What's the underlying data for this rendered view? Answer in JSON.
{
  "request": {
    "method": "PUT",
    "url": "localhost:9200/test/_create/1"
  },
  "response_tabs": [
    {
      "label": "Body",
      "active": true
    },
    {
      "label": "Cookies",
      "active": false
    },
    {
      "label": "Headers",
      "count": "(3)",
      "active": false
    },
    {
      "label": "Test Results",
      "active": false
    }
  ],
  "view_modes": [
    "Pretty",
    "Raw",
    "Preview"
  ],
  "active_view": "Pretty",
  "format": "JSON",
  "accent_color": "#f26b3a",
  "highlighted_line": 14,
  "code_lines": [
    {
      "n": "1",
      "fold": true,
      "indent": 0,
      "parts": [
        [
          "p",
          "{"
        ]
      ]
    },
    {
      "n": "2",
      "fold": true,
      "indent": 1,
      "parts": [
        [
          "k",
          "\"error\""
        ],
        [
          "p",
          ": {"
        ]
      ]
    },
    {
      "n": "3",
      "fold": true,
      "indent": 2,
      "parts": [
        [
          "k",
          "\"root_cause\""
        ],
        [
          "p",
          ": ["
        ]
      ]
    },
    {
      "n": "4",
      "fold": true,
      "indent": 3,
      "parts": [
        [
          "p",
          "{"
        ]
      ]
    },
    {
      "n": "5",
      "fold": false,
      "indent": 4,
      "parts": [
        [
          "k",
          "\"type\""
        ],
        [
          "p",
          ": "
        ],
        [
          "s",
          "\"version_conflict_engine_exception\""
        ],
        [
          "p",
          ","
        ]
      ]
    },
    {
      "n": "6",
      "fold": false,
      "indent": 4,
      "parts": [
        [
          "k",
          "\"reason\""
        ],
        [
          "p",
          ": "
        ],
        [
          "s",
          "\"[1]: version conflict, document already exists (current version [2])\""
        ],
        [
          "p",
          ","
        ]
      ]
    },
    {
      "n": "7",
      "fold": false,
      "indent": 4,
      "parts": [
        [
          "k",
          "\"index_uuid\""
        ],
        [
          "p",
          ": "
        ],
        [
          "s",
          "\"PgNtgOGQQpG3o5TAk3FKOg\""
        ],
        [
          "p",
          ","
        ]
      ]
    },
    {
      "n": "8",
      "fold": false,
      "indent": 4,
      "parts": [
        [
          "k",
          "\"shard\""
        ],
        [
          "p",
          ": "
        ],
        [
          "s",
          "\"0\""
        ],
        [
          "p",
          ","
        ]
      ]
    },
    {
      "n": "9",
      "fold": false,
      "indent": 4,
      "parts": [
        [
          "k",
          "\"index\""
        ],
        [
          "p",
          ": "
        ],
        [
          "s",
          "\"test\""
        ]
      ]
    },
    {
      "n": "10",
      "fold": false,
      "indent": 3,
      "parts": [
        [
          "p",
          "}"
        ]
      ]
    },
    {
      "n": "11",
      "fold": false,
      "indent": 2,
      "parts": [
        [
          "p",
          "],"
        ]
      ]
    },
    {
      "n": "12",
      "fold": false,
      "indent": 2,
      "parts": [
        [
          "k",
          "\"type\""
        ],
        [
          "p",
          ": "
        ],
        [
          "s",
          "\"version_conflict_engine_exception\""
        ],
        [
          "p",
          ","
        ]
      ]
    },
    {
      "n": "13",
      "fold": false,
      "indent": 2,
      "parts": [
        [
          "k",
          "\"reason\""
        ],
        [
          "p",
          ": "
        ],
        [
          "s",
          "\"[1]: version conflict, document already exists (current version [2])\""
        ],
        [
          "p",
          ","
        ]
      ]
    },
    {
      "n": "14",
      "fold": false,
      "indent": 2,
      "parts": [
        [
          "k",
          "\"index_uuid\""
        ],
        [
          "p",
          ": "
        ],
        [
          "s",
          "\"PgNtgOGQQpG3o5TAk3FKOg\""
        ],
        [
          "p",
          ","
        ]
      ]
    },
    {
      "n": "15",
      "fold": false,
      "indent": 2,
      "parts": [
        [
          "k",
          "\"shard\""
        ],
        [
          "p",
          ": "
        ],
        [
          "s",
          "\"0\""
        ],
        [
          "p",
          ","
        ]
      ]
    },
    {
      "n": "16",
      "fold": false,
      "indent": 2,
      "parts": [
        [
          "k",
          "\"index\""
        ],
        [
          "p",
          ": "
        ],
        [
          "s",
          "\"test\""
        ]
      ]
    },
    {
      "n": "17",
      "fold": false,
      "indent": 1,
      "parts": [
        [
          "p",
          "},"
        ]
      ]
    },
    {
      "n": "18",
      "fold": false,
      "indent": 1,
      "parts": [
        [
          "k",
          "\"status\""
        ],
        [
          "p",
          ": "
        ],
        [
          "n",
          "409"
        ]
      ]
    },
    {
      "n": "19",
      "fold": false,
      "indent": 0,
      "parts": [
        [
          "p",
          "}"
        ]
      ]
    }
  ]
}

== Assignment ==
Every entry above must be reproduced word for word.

== Written reply ==
What's the underlying data for this rendered view? Answer in JSON.
{
  "request": {
    "method": "PUT",
    "url": "localhost:9200/test/_create/1"
  },
  "response_tabs": [
    {
      "label": "Body",
      "active": true
    },
    {
      "label": "Cookies",
      "active": false
    },
    {
      "label": "Headers",
      "count": "(3)",
      "active": false
    },
    {
      "label": "Test Results",
      "active": false
    }
  ],
  "view_modes": [
    "Pretty",
    "Raw",
    "Preview"
  ],
  "active_view": "Pretty",
  "format": "JSON",
  "accent_color": "#f26b3a",
  "highlighted_line": 14,
  "code_lines": [
    {
      "n": "1",
      "fold": true,
      "indent": 0,
      "parts": [
        [
          "p",
          "{"
        ]
      ]
    },
    {
      "n": "2",
      "fold": true,
      "indent": 1,
      "parts": [
        [
          "k",
          "\"error\""
        ],
        [
          "p",
          ": {"
        ]
      ]
    },
    {
      "n": "3",
      "fold": true,
      "indent": 2,
      "parts": [
        [
          "k",
          "\"root_cause\""
        ],
        [
          "p",
          ": ["
        ]
      ]
    },
    {
      "n": "4",
      "fold": true,
      "indent": 3,
      "parts": [
        [
          "p",
          "{"
        ]
      ]
    },
    {
      "n": "5",
      "fold": false,
      "indent": 4,
      "parts": [
        [
          "k",
          "\"type\""
        ],
        [
          "p",
          ": "
        ],
        [
          "s",
          "\"version_conflict_engine_exception\""
        ],
        [
          "p",
          ","
        ]
      ]
    },
    {
      "n": "6",
      "fold": false,
      "indent": 4,
      "parts": [
        [
          "k",
          "\"reason\""
        ],
        [
          "p",
          ": "
        ],
        [
          "s",
          "\"[1]: version conflict, document already exists (current version [2])\""
        ],
        [
          "p",
          ","
        ]
      ]
    },
    {
      "n": "7",
      "fold": false,
      "indent": 4,
      "parts": [
        [
          "k",
          "\"index_uuid\""
        ],
        [
          "p",
          ": "
        ],
        [
          "s",
          "\"PgNtgOGQQpG3o5TAk3FKOg\""
        ],
        [
          "p",
          ","
        ]
      ]
    },
    {
      "n": "8",
      "fold": false,
      "indent": 4,
      "parts": [
        [
          "k",
          "\"shard\""
        ],
        [
          "p",
          ": "
        ],
        [
          "s",
          "\"0\""
        ],
        [
          "p",
          ","
        ]
      ]
    },
    {
      "n": "9",
      "fold": false,
      "indent": 4,
      "parts": [
        [
          "k",
          "\"index\""
        ],
        [
          "p",
          ": "
        ],
        [
          "s",
          "\"test\""
        ]
      ]
    },
    {
      "n": "10",
      "fold": false,
      "indent": 3,
      "parts": [
        [
          "p",
          "}"
        ]
      ]
    },
    {
      "n": "11",
      "fold": false,
      "indent": 2,
      "parts": [
        [
          "p",
          "],"
        ]
      ]
    },
    {
      "n": "12",
      "fold": false,
      "indent": 2,
      "parts": [
        [
          "k",
          "\"type\""
        ],
        [
          "p",
          ": "
        ],
        [
          "s",
          "\"version_conflict_engine_exception\""
        ],
        [
          "p",
          ","
        ]
      ]
    },
    {
      "n": "13",
      "fold": false,
      "indent": 2,
      "parts": [
        [
          "k",
          "\"reason\""
        ],
        [
          "p",
          ": "
        ],
        [
          "s",
          "\"[1]: version conflict, document already exists (current version [2])\""
        ],
        [
          "p",
          ","
        ]
      ]
    },
    {
      "n": "14",
      "fold": false,
      "indent": 2,
      "parts": [
        [
          "k",
          "\"index_uuid\""
        ],
        [
          "p",
          ": "
        ],
        [
          "s",
          "\"PgNtgOGQQpG3o5TAk3FKOg\""
        ],
        [
          "p",
          ","
        ]
      ]
    },
    {
      "n": "15",
      "fold": false,
      "indent": 2,
      "parts": [
        [
          "k",
          "\"shard\""
        ],
        [
          "p",
          ": "
        ],
        [
          "s",
          "\"0\""
        ],
        [
          "p",
          ","
        ]
      ]
    },
    {
      "n": "16",
      "fold": false,
      "indent": 2,
      "parts": [
        [
          "k",
          "\"index\""
        ],
        [
          "p",
          ": "
        ],
        [
          "s",
          "\"test\""
        ]
      ]
    },
    {
      "n": "17",
      "fold": false,
      "indent": 1,
      "parts": [
        [
          "p",
          "},"
        ]
      ]
    },
    {
      "n": "18",
      "fold": false,
      "indent": 1,
      "parts": [
        [
          "k",
          "\"status\""
        ],
        [
          "p",
          ": "
        ],
        [
          "n",
          "409"
        ]
      ]
    },
    {
      "n": "19",
      "fold": false,
      "indent": 0,
      "parts": [
        [
          "p",
          "}"
        ]
      ]
    }
  ]
}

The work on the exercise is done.